= Beginning of Section =

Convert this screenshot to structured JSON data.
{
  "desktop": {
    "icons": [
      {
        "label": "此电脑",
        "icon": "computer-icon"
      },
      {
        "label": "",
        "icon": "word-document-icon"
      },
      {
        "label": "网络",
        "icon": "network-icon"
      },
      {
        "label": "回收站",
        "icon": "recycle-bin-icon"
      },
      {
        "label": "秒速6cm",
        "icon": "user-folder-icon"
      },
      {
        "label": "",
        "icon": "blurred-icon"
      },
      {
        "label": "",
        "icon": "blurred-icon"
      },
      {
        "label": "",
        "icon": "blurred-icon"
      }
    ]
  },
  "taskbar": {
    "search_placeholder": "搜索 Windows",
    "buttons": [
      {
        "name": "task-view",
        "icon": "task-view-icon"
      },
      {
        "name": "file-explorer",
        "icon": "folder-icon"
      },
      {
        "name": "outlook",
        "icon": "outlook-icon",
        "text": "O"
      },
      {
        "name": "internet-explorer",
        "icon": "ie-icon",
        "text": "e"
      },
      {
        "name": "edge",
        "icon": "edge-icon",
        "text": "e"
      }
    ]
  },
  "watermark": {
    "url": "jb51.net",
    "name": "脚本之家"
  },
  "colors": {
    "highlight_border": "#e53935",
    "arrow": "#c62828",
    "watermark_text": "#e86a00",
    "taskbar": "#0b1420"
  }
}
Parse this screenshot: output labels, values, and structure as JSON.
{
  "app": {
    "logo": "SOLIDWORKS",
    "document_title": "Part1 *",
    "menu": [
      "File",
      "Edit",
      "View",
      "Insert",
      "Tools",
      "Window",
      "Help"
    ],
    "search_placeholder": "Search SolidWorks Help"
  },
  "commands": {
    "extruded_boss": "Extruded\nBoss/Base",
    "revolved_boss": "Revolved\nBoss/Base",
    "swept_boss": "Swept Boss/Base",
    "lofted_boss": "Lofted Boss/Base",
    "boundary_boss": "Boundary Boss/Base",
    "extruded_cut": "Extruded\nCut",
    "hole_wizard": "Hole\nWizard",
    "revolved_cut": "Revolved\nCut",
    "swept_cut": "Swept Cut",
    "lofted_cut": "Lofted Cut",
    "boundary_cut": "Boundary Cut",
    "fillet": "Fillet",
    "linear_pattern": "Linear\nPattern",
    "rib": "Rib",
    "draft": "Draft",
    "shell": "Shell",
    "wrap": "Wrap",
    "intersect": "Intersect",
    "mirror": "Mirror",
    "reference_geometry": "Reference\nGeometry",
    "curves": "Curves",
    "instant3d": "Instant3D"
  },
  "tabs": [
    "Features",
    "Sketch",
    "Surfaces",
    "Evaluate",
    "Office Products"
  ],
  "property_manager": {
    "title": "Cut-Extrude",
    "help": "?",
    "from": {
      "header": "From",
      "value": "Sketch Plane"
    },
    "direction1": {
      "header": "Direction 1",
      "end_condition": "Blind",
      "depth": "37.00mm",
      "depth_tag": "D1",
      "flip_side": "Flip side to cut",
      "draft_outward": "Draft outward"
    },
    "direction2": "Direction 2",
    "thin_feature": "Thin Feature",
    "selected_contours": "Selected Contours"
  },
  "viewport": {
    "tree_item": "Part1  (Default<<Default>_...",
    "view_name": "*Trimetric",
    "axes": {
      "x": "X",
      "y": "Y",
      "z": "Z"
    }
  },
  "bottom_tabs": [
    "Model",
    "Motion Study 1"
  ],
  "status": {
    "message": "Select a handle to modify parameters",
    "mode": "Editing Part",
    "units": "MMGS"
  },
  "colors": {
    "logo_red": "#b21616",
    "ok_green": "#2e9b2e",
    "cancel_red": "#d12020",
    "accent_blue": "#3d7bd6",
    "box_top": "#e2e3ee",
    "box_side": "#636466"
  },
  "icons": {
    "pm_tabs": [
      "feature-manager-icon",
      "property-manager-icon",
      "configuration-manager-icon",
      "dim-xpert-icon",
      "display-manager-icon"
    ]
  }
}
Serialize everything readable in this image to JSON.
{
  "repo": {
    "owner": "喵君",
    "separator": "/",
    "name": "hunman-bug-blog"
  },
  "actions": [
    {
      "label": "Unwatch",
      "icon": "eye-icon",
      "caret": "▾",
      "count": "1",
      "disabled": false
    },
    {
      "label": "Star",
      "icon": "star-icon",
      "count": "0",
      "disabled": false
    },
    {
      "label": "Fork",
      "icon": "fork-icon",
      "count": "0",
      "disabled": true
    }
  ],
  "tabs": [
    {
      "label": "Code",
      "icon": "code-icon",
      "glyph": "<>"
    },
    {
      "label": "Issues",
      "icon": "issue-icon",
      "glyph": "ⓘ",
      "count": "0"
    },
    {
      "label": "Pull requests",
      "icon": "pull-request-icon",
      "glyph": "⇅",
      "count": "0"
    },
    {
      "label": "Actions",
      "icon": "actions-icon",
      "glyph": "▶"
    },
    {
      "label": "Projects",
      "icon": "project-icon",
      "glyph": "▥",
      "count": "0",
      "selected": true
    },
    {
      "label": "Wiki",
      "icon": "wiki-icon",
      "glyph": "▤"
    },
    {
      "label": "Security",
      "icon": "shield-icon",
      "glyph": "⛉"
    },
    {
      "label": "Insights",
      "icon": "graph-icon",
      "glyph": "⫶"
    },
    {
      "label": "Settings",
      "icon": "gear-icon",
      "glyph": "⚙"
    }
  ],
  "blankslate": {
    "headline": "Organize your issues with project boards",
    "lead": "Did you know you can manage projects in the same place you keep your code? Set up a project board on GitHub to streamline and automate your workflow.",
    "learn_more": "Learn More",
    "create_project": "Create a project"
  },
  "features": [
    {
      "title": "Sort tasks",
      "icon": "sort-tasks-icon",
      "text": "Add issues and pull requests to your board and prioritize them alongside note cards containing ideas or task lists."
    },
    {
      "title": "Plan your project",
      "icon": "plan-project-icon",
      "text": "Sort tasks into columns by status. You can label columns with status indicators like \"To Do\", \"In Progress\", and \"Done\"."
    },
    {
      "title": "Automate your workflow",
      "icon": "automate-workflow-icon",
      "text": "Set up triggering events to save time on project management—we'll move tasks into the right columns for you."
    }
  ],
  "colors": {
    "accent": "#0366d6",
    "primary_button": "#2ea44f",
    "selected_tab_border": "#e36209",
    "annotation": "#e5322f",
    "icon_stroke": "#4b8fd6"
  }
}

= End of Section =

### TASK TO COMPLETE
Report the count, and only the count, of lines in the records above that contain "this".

### ANSWER SPACE
3